America loves gangster films. From Scarface to Goodfellas to the Godfather trilogy, we can’t seem to get enough mob movies. So a new film about mobster John Gotti, currently in production from Executive Producer (and Rhode Islander) Michael Mota, is certainly something to look forward to.
The film will star Armand Assante, the renowned actor who took home the “Outstanding Lead Actor in a Miniseries or a Special” Emmy Award for his powerful portrayal of John Gotti in the 1996 film, Gotti.
The film is being written by Nick Vallelonga, who co-wrote and produced Green Book, and who received “Best Original Screenplay” and “Best Picture” Academy Awards for his contributions to that film, and George Gallo, writer of Midnight Run, which starred Robert De Niro.
Gotti Il: The Final Chapter, Facts Undisputed is expected to be released in 2022. I spoke with Mota last week to learn more about the project. He gave an update on where the production stands at present.
“Right now we’re in the writing stage. Armand, John Gotti Jr., and the writer are getting all the artifacts together, then they’ll start doing the writing which takes about 3-4 months. We’re looking at about 12 months, to have it written, cast, and then shooting, the editing process and marketing, we’ll hopefully be ready to show the trailer by next April, at the next Mob Movie Con.”
For the past year and a half, Mota has produced several Virtual Cons, a business he started at the onset of the Covid pandemic. Virtual Cons allow fans to “attend” entertainment conventions from their homes.
“Virtual Con came about because of the pandemic, he explained. “We were doing conventions, Sopranos Con was the first, then Mob Movie Con, and Boxing Con, and then the world shut down. At that point, we decided to become a technology company. Our corporate headquarters are here in Rhode Island and we were able to create jobs in the state.
“The Mob Movie Con is going to be an annual event on the East Coast and the West Coast, we just did one in New Jersey two weeks ago, next we’re going to do one in Vegas. Ice-T was one of the hosts. We highlighted all the major movies, it was sold out, and was a very cool event.”
Mota had some thoughts on why movies and TV shows about the Mafia are so popular.

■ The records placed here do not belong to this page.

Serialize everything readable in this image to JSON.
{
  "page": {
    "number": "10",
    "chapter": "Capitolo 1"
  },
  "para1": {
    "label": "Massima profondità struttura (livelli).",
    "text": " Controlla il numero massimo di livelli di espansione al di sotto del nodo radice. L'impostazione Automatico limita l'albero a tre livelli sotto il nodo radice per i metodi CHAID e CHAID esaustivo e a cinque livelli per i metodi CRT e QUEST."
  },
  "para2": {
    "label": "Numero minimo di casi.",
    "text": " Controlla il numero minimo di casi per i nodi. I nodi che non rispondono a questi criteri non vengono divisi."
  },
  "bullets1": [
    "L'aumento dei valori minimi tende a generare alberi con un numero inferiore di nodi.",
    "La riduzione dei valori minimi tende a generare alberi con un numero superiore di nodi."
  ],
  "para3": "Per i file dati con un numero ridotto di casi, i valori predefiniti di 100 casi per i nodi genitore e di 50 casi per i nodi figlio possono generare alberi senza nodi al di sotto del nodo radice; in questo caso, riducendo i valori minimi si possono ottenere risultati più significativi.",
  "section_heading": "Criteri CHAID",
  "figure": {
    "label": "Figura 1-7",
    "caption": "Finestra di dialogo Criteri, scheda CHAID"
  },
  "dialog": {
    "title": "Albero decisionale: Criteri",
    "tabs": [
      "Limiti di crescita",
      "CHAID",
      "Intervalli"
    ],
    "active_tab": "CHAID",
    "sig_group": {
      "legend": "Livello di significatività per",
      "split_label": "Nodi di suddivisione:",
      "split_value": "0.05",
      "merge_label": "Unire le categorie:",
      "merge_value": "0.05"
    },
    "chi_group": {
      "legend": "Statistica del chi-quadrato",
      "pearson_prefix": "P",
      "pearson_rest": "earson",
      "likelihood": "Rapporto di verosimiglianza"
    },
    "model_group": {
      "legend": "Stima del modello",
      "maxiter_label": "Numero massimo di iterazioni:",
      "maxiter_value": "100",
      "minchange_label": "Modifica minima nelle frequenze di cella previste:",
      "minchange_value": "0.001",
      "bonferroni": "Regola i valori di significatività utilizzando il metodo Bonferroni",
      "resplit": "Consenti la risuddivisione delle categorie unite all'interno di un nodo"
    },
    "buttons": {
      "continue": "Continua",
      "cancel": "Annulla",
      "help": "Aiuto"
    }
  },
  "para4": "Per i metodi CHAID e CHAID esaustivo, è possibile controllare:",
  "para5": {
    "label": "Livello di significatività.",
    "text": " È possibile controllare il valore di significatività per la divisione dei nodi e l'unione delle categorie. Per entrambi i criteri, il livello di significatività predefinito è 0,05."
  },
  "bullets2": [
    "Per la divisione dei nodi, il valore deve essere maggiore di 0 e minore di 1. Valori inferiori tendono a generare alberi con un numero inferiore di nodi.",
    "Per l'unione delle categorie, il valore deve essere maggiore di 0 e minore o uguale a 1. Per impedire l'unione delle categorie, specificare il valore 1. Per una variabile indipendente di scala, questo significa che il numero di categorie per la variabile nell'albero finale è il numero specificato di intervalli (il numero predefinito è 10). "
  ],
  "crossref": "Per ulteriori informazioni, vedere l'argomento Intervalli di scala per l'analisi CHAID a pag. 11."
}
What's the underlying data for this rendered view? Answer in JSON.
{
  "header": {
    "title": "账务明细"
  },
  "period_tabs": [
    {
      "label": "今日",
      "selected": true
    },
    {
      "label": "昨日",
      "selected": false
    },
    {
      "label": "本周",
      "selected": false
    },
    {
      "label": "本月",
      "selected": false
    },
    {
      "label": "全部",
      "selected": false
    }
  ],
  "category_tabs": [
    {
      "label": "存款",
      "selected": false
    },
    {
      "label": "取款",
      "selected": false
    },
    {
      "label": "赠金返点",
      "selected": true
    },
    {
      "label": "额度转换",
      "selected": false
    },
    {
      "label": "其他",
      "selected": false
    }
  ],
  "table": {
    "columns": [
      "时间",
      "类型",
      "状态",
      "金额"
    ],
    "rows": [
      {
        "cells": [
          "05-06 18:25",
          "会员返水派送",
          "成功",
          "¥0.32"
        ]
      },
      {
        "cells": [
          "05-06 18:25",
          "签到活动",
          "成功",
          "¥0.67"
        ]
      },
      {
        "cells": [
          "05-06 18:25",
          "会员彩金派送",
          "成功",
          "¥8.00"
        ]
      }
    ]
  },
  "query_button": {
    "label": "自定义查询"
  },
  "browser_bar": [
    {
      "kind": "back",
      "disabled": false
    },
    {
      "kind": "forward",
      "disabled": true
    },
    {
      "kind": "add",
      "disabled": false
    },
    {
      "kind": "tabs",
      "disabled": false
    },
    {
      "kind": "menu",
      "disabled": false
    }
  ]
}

“With the mob movies, there is that element of family, that element of loyalty. We certainly don’t want to say that was the right way to do things, but people like to watch them … it does intrigue us. I mean, why do people love The Soprano’s so much? He was a murderer, he wasn’t a good husband, he wasn’t a good father and he really wasn’t a good citizen. But he had the qualities of being a good friend to many of his friends,” said Mota.
As for the new film, Gotti II picks up the story after Gotti was sentenced to life in prison.
“It actually plays out perfect,” explained Mota. “Armand played it great, people really loved his portrayal. When he got sent to jail (in the first film), that’s where it ends. In the last scene, he’s combing his hair and saying ‘in 15 years, you’re gonna miss La Cossa Nostra, in 15 years, you’re gonna miss John Gotti.’ But it ends there. So you really don’t know what happens in those (prison) years. That’s what we want to tell.”
One unique facet of the production involves Gotti’s son, John Gotti, Jr. He’s serving as an advisor to the new film, and is already involved in the production. Mota explained that Gotti Jr. is interested in telling the story of how Gotti Sr. managed to continue to run the criminal organization from prison.
“We need to understand what happened when he was away, when he couldn’t see anyone for 23½ hours a day. How did he still run the largest mob family? In flashbacks, you’ll see what happened when he was 16 years old and his life changed. Why did he go into organized crime? Those are the stories that people are still very intrigued by.”
Motta continued, “We’re really just storytellers and our job is to tell the people what happened to John Gotti. How did he get to be that person? He was in the only Level 6 prison in the country, for the worst of the worst. What happens to a person who is stuck behind bars 23½ hours a day?”
Check out the original trailer below for a look back to the 1996 HBO film Gotti.